Saudi Arabia’s Ahmad Hamad al-Gosaibi & Brothers (Ahab) has signed a debt settlement deal with its steering committee.

The detailed settlement offer, presented to claimants on 28 January 2016, aims to resolve Ahab’s $15.7bn debt default.

The five member steering committee, made up of key bank creditors, signed the settlement support agreement. This commits them to supporting the implementation of the agreed settlement terms.

Other claimants now need to sign the settlement support agreement. Ahab has agreed the amount of claims and enforceability with 89.9 per cent of claimants, representing 56.3 per cent of the value of their debts.

A three-judge Joint Directorate of Enforcement at the General Court (JDEK) in Al-Khobar, where Ahab is based, was recently appointed. It is authorised to address claims against Ahab.

JDEK invited claimants to submit claims by 21 July, and Ahab has requested a deadline extension.

Ahab and the claimants will then request JDEK to administer the settlement.

Ahab claimed the settlement was in the best interests of all stakeholders in a press release. It argued that the settlement was fair in maximising returns to claimants, protecting employees and reducing costs, while protecting Saudi Arabia’s international reputation.
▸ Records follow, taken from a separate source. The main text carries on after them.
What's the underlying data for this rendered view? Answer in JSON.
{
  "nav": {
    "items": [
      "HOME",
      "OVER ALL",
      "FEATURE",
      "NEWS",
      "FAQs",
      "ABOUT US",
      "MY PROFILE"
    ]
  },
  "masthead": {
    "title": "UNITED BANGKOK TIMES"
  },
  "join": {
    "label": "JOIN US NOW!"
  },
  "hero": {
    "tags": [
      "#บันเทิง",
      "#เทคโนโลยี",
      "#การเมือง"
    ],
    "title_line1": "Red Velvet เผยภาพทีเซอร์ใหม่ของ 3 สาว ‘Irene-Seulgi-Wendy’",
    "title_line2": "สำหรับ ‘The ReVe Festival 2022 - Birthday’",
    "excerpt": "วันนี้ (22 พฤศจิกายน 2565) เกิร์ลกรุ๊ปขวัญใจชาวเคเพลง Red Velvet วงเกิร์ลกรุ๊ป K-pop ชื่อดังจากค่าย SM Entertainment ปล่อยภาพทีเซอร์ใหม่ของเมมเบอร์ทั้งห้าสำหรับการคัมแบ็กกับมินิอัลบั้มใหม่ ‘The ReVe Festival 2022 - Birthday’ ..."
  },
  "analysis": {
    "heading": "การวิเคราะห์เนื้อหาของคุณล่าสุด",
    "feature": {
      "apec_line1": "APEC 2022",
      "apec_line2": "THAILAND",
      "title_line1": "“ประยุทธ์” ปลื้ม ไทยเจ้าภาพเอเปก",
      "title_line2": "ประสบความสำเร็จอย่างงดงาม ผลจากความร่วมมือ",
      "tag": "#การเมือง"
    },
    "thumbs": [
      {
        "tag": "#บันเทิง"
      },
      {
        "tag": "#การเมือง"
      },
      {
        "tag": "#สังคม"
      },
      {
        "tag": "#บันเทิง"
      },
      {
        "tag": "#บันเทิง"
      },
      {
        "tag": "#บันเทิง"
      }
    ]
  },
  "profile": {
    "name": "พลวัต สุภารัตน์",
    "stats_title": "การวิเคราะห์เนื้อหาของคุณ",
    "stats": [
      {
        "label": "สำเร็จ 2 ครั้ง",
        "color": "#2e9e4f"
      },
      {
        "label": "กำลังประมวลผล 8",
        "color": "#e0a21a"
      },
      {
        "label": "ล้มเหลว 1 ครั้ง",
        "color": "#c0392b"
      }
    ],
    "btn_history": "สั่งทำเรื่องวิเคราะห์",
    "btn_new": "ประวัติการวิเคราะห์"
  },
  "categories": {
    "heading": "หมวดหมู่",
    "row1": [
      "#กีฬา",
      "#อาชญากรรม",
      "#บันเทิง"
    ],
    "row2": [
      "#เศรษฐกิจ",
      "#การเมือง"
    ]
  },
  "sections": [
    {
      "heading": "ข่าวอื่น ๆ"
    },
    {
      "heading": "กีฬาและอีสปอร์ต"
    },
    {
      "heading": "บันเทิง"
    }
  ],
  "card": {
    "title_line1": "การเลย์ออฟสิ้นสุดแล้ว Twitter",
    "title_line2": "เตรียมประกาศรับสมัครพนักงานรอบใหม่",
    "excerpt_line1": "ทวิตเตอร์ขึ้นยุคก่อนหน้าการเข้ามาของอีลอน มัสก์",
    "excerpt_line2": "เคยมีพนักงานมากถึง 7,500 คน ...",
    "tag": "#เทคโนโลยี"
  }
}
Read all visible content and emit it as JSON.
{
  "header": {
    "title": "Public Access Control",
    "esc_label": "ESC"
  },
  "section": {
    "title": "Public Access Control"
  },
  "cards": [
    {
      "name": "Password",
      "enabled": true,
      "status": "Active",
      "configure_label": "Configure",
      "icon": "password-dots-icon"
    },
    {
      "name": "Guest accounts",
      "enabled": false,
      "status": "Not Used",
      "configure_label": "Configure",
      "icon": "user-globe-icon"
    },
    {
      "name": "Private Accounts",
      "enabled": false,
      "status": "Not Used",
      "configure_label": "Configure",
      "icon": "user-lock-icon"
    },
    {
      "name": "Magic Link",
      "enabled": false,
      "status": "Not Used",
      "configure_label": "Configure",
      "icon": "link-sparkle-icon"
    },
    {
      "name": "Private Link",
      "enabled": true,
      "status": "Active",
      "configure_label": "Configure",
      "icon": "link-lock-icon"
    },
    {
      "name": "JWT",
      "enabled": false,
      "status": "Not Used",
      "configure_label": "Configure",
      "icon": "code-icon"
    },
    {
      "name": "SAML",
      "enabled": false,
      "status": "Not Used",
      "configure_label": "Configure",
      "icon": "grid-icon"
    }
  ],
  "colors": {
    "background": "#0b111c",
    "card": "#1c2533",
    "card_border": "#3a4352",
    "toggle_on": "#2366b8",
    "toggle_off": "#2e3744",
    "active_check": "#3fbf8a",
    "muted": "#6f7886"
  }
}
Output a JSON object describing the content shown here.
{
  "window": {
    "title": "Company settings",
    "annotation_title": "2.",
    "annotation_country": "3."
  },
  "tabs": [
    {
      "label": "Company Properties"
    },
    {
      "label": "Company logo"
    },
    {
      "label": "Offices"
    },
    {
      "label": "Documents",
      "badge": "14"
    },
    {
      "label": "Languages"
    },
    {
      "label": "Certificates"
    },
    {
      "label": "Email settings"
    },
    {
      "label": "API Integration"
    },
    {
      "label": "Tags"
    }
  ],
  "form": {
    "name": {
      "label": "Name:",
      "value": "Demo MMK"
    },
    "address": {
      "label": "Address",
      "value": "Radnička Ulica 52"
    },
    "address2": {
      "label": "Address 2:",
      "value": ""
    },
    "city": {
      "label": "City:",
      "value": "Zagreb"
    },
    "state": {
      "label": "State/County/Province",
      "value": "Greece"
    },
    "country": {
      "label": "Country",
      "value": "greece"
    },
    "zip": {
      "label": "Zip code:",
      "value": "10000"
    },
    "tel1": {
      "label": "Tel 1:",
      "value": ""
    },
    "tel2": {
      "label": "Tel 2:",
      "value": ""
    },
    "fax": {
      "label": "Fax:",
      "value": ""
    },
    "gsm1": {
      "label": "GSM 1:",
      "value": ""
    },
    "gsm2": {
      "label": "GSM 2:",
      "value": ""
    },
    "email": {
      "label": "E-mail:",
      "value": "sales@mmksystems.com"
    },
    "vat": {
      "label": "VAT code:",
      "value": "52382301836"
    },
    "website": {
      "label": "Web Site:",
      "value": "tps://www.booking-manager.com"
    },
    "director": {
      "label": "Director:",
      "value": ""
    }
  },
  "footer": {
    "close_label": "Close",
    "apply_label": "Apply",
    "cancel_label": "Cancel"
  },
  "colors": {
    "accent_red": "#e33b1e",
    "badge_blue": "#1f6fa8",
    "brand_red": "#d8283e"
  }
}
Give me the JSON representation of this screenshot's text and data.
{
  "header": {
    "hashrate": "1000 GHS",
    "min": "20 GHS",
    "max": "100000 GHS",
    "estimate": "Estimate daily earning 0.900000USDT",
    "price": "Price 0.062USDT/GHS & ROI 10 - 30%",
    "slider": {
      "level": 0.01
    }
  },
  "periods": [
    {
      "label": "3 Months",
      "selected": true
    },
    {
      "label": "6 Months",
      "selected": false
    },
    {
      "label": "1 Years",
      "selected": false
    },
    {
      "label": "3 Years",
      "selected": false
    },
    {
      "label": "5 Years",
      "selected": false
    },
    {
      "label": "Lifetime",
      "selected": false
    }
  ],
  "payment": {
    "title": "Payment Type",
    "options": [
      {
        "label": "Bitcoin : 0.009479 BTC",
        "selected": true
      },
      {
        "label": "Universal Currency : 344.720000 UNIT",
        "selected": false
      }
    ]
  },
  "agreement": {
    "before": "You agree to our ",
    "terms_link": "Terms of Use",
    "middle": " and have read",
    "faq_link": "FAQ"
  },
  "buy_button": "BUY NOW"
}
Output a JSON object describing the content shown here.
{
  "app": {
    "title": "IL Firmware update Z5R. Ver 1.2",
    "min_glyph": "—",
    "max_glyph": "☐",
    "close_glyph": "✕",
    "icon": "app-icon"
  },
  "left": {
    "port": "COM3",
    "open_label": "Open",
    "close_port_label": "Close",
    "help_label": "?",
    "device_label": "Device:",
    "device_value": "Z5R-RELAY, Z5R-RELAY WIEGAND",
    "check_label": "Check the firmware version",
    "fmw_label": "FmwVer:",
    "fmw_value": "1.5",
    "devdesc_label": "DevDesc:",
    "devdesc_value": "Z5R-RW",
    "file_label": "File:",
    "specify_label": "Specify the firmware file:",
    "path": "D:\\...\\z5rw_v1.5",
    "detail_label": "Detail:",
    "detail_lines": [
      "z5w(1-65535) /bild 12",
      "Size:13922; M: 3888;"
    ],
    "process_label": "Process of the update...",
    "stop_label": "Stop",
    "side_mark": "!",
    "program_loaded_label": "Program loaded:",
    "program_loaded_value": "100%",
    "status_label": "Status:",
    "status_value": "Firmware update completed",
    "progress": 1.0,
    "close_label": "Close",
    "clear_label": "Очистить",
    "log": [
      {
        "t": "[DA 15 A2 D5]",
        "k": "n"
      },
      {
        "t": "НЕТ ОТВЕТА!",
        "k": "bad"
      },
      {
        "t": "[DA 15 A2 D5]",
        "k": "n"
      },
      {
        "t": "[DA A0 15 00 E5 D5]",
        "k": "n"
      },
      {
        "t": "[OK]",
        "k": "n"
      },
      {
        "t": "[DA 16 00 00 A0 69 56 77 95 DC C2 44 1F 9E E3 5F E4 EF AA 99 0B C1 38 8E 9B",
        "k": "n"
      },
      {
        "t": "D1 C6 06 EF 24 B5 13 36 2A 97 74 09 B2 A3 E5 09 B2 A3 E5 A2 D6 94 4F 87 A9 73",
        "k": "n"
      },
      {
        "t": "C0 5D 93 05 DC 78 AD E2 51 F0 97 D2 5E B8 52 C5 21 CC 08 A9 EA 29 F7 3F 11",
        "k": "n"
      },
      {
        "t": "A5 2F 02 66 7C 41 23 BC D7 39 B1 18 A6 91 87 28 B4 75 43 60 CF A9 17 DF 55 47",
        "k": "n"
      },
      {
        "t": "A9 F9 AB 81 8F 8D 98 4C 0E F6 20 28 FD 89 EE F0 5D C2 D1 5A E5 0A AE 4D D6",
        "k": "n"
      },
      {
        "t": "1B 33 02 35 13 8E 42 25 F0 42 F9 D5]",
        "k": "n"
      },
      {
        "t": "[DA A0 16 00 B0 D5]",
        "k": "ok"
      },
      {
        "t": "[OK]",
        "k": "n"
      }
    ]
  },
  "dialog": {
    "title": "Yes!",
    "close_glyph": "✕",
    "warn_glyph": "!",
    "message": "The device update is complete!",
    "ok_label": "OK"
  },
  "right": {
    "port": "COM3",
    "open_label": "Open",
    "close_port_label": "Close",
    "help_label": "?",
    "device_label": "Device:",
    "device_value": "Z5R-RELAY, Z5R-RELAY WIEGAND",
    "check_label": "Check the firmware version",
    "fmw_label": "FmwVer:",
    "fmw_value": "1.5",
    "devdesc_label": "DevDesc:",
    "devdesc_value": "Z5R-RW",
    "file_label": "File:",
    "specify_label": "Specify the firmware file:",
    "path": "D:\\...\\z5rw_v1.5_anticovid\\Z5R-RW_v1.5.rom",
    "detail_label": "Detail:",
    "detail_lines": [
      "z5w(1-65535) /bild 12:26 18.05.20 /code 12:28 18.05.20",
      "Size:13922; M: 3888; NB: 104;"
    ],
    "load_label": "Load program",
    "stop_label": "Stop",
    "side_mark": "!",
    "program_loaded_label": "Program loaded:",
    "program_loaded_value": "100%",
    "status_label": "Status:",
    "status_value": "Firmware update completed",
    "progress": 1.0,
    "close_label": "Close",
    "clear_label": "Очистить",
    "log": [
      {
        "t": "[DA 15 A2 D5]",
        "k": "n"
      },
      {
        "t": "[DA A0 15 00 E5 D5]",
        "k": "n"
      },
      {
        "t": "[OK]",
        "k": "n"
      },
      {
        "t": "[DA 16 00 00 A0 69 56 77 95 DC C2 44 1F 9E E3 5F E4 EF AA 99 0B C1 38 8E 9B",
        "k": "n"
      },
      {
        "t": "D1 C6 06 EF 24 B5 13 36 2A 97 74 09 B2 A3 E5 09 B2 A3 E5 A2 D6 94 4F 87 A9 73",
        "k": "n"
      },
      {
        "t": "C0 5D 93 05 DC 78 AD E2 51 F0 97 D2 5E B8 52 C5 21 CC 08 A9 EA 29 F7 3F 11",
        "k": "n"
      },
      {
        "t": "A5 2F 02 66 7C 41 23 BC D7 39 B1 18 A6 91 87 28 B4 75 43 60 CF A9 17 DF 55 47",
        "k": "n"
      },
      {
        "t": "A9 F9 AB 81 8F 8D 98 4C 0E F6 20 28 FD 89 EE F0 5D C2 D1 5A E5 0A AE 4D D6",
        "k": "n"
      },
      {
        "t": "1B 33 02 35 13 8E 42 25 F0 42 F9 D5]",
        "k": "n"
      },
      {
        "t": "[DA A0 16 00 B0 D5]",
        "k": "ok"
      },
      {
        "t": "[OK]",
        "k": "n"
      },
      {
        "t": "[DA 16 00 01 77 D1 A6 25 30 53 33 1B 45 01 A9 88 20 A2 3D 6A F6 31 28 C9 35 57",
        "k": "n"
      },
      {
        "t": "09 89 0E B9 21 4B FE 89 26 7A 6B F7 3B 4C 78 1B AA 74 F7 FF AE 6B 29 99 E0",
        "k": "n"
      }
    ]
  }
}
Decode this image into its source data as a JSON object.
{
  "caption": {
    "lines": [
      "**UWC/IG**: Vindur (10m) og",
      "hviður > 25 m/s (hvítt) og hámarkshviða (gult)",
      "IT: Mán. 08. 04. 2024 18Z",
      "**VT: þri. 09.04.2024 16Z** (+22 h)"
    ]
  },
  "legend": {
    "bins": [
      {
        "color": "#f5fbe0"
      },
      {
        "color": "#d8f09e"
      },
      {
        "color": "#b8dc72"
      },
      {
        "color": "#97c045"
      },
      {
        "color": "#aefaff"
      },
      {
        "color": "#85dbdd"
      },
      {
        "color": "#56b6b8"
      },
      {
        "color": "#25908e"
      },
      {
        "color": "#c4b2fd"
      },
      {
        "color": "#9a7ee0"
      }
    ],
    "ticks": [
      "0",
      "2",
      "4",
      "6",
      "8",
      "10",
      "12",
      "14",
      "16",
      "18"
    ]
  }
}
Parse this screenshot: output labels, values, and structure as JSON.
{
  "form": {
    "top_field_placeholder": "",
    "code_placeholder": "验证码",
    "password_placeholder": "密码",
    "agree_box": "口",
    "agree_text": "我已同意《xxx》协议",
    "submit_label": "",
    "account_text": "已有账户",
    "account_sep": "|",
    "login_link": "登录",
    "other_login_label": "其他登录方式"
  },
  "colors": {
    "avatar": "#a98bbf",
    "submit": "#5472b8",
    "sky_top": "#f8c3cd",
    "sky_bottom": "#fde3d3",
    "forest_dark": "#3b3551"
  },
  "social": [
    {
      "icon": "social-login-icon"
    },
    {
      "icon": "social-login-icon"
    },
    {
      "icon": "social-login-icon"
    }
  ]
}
“By signing the settlement support agreement with Ahab, the five financial institutions that comprise the claimant steering committee have committed themselves to support the deal on the agreed terms,” said Stephen Jenkins, a representative of Manama-based Arab Banking Corporation on the committee, in a press release. “The steering committee remain of the view that this is the best solution to reach a comprehensive agreement that maximizes recoveries for all claimants. We now look to the full claimant group to do the same.”

Some Saudi banks were pursuing a separate action against Ahab.

The settlement includes a commitment to distribute the proceeds of a $7.3bn lawsuit underway in the Grand Court of the Cayman Islands.

Ahab alleges 17 offshore companies benefitted from a multi-billion dollar fraud instigated by their business partner Maan al-Sanea, owner of the Saad Group. They are now in liquidation, and Ahab aims to maximise recoveries for claimants, offering up to $0.50 on the dollar if the court case is successful.

Al-Sanea has denied any wrongdoing, and one of the liquidators, Grant Thornton, has brought a counter-claim.

Ahab and the Saad Group defaulted on at least $15.7bn of debt in 2009 leaving more than 113 financial institutions across the Gulf, Europe and US exposed.

It is one of the biggest corporate defaults in the Middle East to date, and the source of multiple court cases in Saudi Arabia and globally.

Creditors rejected a 2009 debt settlement deal from AHAB. The process was revived in May 2014, with a new settlement offer.

AHAB secured a $2.5bn judgement against al-Sanea in 2012 which it is seeking to enforce. It is now suing for a further $7.3bn while a group of liquidators for the Saad Group is countersuing for $6bn.

The case is being presided over by Chief Justice Anthony Smellie, who ruled in favour of AHAB in 2012.